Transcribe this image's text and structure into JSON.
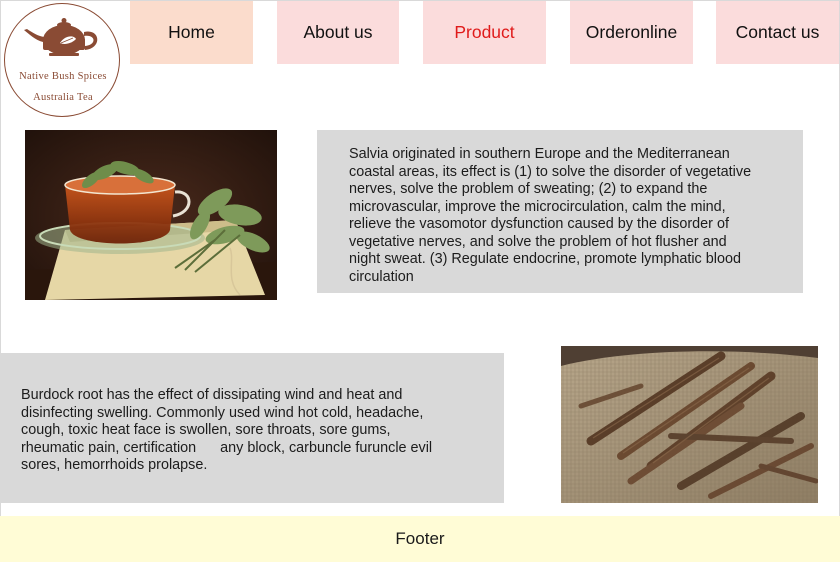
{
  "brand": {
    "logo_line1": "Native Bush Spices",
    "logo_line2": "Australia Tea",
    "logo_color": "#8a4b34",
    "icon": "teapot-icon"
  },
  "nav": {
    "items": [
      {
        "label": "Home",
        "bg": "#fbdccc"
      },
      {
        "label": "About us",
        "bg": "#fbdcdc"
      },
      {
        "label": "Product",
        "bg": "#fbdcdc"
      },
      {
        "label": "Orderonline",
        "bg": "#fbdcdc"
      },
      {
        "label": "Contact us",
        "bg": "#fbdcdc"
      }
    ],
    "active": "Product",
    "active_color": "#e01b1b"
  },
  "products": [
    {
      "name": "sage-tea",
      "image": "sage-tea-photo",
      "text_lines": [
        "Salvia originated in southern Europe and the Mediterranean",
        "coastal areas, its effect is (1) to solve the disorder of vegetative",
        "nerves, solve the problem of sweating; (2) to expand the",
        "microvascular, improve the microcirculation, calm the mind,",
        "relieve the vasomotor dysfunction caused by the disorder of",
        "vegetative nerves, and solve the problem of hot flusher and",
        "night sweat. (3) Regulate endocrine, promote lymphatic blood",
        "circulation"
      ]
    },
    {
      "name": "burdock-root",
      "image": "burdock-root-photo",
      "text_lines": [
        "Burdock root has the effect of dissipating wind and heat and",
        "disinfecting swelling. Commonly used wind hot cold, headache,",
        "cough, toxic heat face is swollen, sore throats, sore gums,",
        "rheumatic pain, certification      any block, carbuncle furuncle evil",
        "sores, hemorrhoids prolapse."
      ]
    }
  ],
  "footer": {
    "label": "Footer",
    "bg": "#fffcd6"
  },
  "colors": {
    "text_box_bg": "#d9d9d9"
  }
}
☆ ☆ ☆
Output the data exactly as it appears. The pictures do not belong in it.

Transcribe this image's text and structure into JSON.
{
  "brand": {
    "logo_line1": "Native Bush Spices",
    "logo_line2": "Australia Tea",
    "logo_color": "#8a4b34",
    "icon": "teapot-icon"
  },
  "nav": {
    "items": [
      {
        "label": "Home",
        "bg": "#fbdccc"
      },
      {
        "label": "About us",
        "bg": "#fbdcdc"
      },
      {
        "label": "Product",
        "bg": "#fbdcdc"
      },
      {
        "label": "Orderonline",
        "bg": "#fbdcdc"
      },
      {
        "label": "Contact us",
        "bg": "#fbdcdc"
      }
    ],
    "active": "Product",
    "active_color": "#e01b1b"
  },
  "products": [
    {
      "name": "sage-tea",
      "image": "sage-tea-photo",
      "text_lines": [
        "Salvia originated in southern Europe and the Mediterranean",
        "coastal areas, its effect is (1) to solve the disorder of vegetative",
        "nerves, solve the problem of sweating; (2) to expand the",
        "microvascular, improve the microcirculation, calm the mind,",
        "relieve the vasomotor dysfunction caused by the disorder of",
        "vegetative nerves, and solve the problem of hot flusher and",
        "night sweat. (3) Regulate endocrine, promote lymphatic blood",
        "circulation"
      ]
    },
    {
      "name": "burdock-root",
      "image": "burdock-root-photo",
      "text_lines": [
        "Burdock root has the effect of dissipating wind and heat and",
        "disinfecting swelling. Commonly used wind hot cold, headache,",
        "cough, toxic heat face is swollen, sore throats, sore gums,",
        "rheumatic pain, certification      any block, carbuncle furuncle evil",
        "sores, hemorrhoids prolapse."
      ]
    }
  ],
  "footer": {
    "label": "Footer",
    "bg": "#fffcd6"
  },
  "colors": {
    "text_box_bg": "#d9d9d9"
  }
}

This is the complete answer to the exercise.